**Problem requirements**
Look at each line of the records and count those with "title" in them. Please answer with the count alone.

**Data about app and page elements**
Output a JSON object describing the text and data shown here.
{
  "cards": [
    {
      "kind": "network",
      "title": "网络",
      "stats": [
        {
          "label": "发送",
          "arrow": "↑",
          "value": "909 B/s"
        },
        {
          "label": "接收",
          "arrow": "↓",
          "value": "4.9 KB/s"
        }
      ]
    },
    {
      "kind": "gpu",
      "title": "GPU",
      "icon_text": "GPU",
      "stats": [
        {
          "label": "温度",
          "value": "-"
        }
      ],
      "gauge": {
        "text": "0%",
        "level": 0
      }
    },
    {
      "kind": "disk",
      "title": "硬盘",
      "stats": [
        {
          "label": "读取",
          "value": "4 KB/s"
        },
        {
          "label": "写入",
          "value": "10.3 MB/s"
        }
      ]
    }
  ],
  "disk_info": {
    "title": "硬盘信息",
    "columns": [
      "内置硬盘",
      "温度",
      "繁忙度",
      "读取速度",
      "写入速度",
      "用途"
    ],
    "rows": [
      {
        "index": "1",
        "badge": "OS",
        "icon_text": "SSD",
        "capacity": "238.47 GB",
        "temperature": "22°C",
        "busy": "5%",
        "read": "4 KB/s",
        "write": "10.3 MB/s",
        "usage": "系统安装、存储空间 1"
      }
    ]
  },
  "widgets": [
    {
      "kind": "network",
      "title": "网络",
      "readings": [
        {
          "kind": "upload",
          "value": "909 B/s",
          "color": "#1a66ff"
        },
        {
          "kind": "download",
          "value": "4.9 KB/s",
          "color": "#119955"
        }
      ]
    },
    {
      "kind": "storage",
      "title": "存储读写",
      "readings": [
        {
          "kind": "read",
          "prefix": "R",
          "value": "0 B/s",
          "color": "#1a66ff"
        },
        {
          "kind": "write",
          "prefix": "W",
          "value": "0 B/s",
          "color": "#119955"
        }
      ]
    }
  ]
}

**Solution below**
6